• _Your objective_:
Each line in the entries that has the word "Lockout" has to be copied.

Data in this exercise: Begin

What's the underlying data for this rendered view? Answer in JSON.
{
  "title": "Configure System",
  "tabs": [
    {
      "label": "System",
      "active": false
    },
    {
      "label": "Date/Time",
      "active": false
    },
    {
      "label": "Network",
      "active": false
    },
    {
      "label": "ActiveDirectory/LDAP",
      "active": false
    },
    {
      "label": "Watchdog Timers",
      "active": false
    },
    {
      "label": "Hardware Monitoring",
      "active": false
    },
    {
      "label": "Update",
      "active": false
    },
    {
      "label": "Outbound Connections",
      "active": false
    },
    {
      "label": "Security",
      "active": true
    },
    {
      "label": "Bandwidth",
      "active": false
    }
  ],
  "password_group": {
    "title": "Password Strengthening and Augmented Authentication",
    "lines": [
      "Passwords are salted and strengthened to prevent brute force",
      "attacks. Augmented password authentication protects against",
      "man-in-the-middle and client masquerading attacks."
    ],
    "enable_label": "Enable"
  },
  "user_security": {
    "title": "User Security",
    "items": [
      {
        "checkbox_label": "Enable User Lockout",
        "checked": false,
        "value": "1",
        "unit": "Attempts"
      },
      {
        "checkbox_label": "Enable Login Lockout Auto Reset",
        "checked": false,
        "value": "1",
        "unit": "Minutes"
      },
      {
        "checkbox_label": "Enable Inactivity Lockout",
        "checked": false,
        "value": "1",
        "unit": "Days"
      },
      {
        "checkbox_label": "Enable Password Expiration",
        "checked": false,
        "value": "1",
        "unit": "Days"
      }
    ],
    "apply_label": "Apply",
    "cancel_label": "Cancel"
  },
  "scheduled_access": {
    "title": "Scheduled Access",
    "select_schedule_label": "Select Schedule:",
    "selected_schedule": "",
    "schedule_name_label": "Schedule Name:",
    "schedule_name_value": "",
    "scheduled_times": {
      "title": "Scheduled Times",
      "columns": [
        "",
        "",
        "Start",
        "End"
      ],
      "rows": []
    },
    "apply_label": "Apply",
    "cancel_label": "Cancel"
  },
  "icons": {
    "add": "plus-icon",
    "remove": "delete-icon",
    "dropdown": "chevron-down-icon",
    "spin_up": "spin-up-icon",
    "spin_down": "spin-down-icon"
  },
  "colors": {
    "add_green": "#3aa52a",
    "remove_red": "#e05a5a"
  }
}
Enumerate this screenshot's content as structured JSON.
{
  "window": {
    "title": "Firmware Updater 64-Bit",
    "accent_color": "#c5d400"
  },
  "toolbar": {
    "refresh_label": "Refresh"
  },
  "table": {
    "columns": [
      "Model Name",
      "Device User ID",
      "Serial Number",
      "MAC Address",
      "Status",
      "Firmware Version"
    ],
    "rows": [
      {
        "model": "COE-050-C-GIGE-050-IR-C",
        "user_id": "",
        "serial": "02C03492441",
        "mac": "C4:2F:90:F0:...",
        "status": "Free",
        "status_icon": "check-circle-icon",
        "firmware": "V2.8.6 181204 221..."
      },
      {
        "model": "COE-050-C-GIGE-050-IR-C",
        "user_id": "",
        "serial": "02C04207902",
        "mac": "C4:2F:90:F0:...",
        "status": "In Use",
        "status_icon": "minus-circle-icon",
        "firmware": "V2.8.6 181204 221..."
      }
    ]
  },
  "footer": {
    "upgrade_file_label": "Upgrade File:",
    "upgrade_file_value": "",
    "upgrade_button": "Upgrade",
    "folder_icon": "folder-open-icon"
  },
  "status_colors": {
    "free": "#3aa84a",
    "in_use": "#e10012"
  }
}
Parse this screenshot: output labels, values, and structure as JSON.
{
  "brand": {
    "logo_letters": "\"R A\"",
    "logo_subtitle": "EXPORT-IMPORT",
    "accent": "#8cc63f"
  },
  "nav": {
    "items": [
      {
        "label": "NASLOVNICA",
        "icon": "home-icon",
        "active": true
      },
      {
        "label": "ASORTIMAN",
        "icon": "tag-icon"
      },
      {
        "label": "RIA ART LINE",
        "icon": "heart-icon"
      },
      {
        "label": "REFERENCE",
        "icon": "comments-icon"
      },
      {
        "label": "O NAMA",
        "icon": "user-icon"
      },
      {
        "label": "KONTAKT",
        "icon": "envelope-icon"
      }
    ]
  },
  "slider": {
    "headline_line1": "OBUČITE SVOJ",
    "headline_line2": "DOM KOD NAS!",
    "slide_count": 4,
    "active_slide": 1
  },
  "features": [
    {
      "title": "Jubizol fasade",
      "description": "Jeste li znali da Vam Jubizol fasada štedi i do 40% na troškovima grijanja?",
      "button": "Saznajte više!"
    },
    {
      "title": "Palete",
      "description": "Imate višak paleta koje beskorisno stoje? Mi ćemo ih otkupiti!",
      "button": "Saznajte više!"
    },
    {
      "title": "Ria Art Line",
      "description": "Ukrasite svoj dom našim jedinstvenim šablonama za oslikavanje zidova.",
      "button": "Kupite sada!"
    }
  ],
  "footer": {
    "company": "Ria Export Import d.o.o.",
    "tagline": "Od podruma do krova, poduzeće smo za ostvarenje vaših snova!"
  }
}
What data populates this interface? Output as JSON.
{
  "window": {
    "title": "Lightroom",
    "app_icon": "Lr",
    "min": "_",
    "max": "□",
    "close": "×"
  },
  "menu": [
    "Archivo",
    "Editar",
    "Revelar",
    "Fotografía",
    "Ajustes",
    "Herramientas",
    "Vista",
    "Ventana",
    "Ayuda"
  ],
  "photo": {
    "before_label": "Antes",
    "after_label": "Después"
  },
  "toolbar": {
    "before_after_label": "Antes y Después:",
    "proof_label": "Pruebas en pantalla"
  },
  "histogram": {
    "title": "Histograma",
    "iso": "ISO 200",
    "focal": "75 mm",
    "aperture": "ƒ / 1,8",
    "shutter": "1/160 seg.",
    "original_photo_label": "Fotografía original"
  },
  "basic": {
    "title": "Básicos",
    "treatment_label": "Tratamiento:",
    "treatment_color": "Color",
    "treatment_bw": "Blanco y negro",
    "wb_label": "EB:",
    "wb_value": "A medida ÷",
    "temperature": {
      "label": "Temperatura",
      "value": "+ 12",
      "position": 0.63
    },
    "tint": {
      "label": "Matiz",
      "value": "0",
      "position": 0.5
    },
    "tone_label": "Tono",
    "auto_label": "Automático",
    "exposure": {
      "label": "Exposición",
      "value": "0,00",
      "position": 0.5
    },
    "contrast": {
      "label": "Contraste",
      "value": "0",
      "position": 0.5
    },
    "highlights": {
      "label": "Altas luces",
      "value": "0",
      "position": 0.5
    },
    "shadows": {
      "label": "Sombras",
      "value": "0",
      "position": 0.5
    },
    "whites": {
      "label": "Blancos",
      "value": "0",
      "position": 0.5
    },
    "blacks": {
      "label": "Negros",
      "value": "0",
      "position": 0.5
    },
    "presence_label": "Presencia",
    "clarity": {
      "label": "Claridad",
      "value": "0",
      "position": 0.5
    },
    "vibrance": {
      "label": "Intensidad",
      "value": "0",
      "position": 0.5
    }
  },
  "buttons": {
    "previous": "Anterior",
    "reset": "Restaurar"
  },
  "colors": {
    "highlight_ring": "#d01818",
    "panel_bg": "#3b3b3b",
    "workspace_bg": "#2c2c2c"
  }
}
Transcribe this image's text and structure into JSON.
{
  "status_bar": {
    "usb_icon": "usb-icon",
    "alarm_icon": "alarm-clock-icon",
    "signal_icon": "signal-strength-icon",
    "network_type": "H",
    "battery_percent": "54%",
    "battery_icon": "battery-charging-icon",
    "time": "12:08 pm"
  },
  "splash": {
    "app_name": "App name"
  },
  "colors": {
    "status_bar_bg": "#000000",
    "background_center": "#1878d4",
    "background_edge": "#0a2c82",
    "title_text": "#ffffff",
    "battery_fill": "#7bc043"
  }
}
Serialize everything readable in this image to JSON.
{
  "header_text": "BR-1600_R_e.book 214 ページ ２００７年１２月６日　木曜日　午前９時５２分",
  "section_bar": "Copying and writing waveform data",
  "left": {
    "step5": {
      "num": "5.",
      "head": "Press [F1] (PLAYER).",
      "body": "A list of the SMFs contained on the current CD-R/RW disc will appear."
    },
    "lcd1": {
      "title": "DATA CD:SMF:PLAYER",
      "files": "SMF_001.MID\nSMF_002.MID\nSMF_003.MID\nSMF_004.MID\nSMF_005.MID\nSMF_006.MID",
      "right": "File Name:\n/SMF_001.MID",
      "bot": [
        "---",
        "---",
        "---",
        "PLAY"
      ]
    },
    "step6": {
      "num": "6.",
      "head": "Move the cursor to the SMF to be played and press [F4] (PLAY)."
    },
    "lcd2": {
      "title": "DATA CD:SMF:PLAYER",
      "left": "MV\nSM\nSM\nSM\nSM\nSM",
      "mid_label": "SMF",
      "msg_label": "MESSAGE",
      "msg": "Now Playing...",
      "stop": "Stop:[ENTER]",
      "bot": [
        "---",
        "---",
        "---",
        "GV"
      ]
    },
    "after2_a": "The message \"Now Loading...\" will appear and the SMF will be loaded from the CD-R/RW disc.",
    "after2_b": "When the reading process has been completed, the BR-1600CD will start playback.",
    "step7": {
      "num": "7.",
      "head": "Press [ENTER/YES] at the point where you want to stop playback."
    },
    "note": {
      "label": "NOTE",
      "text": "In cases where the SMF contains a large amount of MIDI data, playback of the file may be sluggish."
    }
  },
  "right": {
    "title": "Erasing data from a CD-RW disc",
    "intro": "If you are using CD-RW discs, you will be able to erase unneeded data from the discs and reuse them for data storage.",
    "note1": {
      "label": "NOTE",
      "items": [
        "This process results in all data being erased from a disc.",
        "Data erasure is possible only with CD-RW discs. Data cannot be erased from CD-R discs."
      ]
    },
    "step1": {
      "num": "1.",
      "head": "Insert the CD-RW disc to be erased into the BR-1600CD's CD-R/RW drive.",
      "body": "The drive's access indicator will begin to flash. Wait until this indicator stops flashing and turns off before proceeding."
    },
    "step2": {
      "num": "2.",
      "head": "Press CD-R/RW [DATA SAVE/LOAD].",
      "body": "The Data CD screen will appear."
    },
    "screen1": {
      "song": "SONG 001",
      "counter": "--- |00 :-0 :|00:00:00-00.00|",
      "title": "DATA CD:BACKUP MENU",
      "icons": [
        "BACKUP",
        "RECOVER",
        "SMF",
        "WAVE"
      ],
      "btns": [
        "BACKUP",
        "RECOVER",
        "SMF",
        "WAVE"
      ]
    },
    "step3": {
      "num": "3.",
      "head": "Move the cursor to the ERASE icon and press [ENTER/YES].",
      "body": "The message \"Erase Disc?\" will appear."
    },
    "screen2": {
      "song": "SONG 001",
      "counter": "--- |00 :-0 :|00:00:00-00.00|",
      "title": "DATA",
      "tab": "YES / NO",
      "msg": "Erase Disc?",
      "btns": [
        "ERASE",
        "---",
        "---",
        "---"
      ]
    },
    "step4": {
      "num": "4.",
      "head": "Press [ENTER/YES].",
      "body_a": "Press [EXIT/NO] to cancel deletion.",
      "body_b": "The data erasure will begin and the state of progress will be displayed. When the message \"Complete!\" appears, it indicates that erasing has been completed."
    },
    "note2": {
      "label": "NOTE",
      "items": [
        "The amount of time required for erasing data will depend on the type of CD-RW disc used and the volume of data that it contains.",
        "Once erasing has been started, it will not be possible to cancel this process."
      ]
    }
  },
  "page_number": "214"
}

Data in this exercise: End

• _Exercise answer_:
        "checkbox_label": "Enable User Lockout",
        "checkbox_label": "Enable Login Lockout Auto Reset",
        "checkbox_label": "Enable Inactivity Lockout",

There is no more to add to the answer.